TASK STATEMENT — Line count for "name": report how many lines in this material hold that string, with the number alone as the answer.

····················

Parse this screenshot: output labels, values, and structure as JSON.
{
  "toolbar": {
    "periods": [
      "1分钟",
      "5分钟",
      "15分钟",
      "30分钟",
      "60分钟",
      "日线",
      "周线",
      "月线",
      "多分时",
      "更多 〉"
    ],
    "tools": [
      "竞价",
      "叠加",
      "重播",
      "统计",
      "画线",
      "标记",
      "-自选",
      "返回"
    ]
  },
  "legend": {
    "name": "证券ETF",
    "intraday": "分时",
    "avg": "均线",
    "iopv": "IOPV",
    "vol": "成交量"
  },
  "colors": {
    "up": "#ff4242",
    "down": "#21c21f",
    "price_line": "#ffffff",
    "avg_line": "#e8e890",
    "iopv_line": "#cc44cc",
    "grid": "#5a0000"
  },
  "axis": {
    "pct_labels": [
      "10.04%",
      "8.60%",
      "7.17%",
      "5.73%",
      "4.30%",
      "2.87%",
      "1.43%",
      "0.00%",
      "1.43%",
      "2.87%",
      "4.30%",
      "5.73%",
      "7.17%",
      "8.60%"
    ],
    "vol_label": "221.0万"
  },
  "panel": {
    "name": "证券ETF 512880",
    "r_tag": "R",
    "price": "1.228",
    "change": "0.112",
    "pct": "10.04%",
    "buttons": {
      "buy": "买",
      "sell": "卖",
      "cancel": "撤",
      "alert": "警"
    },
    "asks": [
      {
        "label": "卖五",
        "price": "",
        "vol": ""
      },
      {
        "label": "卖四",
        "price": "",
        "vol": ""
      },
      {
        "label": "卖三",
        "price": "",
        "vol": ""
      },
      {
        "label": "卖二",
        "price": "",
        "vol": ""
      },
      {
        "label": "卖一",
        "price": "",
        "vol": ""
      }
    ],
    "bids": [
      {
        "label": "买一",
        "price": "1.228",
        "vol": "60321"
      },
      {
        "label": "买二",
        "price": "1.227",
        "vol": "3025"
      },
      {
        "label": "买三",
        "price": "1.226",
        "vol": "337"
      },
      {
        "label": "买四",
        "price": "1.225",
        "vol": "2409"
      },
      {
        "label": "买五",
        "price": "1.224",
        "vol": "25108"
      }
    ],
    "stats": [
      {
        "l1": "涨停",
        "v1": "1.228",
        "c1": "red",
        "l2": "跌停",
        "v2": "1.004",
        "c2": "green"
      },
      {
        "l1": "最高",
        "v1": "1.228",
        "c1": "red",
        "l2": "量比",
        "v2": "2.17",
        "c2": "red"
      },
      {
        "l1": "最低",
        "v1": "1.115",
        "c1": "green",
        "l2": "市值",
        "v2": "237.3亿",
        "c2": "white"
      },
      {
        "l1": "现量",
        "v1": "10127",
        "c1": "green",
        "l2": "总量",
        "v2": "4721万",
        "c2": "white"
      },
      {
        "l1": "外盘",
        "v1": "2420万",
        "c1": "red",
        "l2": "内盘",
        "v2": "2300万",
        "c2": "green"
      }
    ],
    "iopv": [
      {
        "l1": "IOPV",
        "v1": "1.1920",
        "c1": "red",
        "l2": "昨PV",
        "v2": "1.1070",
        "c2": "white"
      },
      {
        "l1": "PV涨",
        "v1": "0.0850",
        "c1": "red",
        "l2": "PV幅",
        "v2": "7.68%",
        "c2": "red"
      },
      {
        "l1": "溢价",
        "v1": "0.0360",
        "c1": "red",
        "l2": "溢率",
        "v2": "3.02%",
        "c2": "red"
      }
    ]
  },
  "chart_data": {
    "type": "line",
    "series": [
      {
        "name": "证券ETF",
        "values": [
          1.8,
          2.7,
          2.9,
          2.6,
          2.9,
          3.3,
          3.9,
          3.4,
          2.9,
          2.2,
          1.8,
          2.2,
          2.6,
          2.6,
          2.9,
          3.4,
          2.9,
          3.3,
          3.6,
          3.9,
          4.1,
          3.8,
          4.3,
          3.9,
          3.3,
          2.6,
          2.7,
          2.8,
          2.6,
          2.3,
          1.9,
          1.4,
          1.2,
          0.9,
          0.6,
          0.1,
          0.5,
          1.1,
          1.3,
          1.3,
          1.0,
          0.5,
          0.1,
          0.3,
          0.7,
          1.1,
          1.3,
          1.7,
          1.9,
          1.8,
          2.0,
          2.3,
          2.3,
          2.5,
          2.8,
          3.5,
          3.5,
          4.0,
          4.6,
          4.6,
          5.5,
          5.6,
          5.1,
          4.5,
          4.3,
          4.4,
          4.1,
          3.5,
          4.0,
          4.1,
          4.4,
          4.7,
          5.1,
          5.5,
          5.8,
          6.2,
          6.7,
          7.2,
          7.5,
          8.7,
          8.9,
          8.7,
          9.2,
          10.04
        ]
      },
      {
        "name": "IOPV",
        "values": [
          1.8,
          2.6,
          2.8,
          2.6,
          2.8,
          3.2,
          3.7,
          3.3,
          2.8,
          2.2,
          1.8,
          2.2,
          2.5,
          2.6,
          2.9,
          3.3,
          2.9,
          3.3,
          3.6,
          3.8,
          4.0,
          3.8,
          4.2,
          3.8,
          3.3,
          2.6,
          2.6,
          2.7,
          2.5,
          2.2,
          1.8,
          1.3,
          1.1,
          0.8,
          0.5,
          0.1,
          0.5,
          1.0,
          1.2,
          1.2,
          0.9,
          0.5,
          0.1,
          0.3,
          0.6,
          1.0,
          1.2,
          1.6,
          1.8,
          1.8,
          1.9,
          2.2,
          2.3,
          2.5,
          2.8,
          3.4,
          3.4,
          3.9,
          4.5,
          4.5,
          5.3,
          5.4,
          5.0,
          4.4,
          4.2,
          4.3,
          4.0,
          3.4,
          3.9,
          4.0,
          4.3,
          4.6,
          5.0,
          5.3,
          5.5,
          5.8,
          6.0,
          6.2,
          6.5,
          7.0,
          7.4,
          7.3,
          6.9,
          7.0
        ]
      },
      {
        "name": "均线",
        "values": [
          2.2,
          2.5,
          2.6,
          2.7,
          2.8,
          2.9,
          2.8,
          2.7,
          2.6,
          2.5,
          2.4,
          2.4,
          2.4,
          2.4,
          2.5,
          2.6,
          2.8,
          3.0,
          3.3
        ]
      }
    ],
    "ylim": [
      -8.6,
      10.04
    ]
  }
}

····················

RESPONSE AREA — 5